Sun Kil Moon – Universal Themes


Universal Themes. Anyone familiar with Mark Kozelek’s recent work will immediately know what to expect. Death. Unconditional family love. Random unfairness. Before you’d even pressed the play button, you’d know that you were going to hear another bunch of songs about sick relatives and the tragic passing of family members and close friends. You’d know it was to going to be tough, but you’d also know you were going to experience yet another fine album. But you’d be wrong. This is different. Better. This is one of the most outstanding albums of recent times. The universal themes remain, but they’re expressed even more personally than before. And if it’s possible, the result is all the more affecting. Sure, there are new stories of third-party tragedy and loss. But without belittling them, they’re not the most important part of the album this time. “I’m gonna tell you a little story here because well what the heck”, he tells us in almost throwaway manner on ‘Cry Me a River Williamsburg Sleeve Tattoo Blues’. Instead, more than ever, the universal can be found in the very local. The everyday. The mundane. “As I walk around the block you live on I see poetry on every inch of it”. There are plenty of examples. The dying possum under the air conditioner. The minnow bucket on a fishing trip. But there’s more to this album than a series of personal reflections. There’s a philosophy. And on ‘Garden of Lavender’ it’s expressed perhaps most clearly. “My heart is drawn to the small, out of the way things that I can’t help but to give my focus and attention and care, ’cause they shut off what hijacks my brain, and help to tune out what can cause me pain”. The songs are full of pointillistic little details to illustrate the principle.
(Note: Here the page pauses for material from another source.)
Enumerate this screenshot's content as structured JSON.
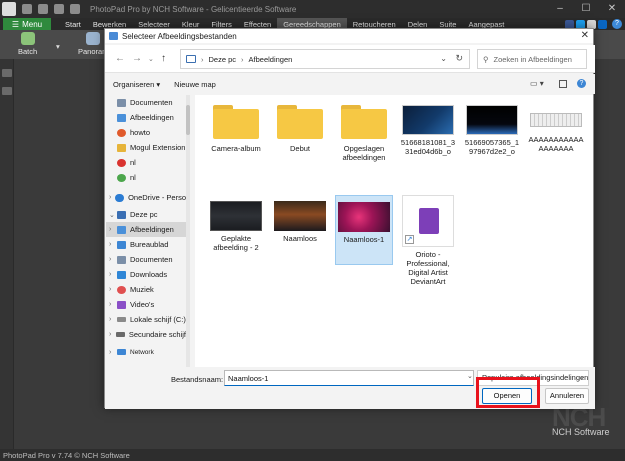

The film-set grind. The brief encounters. Across the album, we hear what hijacks Mark Kozelek’s brain. We see how he shuts it out. And in so doing, we experience it too. And as if that wasn’t enough, what’s truly amazing is how the music captures this philosophy too. The songs are consistently being chopped up. So on ‘With a Sort of Grace I Walked to the Bathroom to Cry’, a classic grungy riff is suddenly broken off, only to be replaced by a fragile, haunting little melody. It’s as if he’s been drawn to small out of the way musical themes to help him tune out of what can cause him pain. It’s truly mesmerising. After all all this, you’d be forgiven for thinking that Universal Themes was a miserable listening experience. But it isn’t. There’s real humour. There’s a great anecdote about bumping into Jane Fonda. There’s the admission, in answer to a heckler, that he doesn’t really hate Nels Cline. “His name just rhymed with one word or the other”. There’s also the irony of him going to see a band and complaining that they didn’t play his favourite tunes, “It’s 2012 but I like the ones from 1992”. This from the man with a catalogue going back to 1989, but whose last live album didn’t contain anything before 2010. The whole thing could have been a complete mess. But the images are beautifully knitted together across the set of songs. Details about the trip to Flims, Switzerland, the kitty cats, the visit to Cleveland, and plenty of others keep cropping up over the length of the album. Mark Kozelek’s new release is a highly personal creation. But it’s full of universal themes. Truly the wonder of life prevails.

Consequence of Sound review

Paste review

The AV Club review